───── Supplied information

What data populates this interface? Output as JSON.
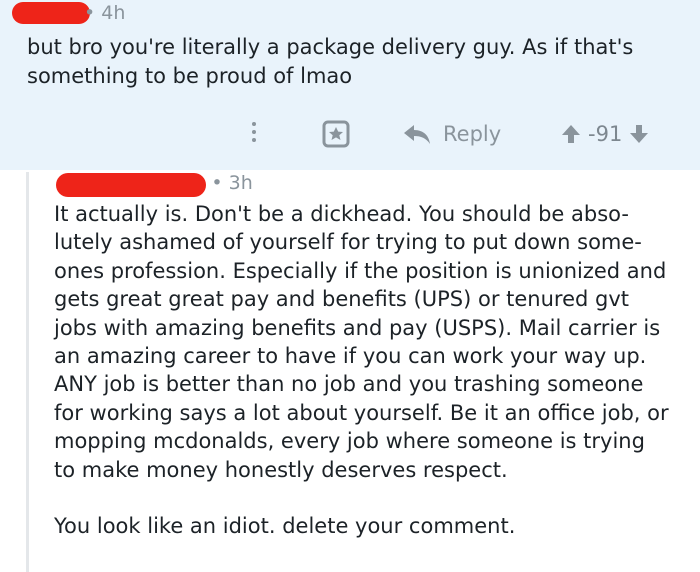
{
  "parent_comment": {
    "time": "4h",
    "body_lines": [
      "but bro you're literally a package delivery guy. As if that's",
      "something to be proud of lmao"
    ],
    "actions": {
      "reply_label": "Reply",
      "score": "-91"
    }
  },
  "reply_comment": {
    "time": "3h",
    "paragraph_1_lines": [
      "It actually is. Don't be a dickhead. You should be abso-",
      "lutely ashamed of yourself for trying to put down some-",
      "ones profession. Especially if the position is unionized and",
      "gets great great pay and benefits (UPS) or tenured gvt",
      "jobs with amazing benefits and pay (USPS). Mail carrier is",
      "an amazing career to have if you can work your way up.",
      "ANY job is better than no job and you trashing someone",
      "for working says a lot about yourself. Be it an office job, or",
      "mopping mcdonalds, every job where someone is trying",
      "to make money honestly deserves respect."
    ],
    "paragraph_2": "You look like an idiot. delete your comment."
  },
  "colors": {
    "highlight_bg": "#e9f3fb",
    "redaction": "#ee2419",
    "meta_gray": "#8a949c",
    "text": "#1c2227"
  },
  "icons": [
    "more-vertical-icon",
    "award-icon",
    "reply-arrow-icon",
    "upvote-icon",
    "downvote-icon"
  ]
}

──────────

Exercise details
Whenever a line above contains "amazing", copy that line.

Output for this task
      "jobs with amazing benefits and pay (USPS). Mail carrier is",
      "an amazing career to have if you can work your way up.",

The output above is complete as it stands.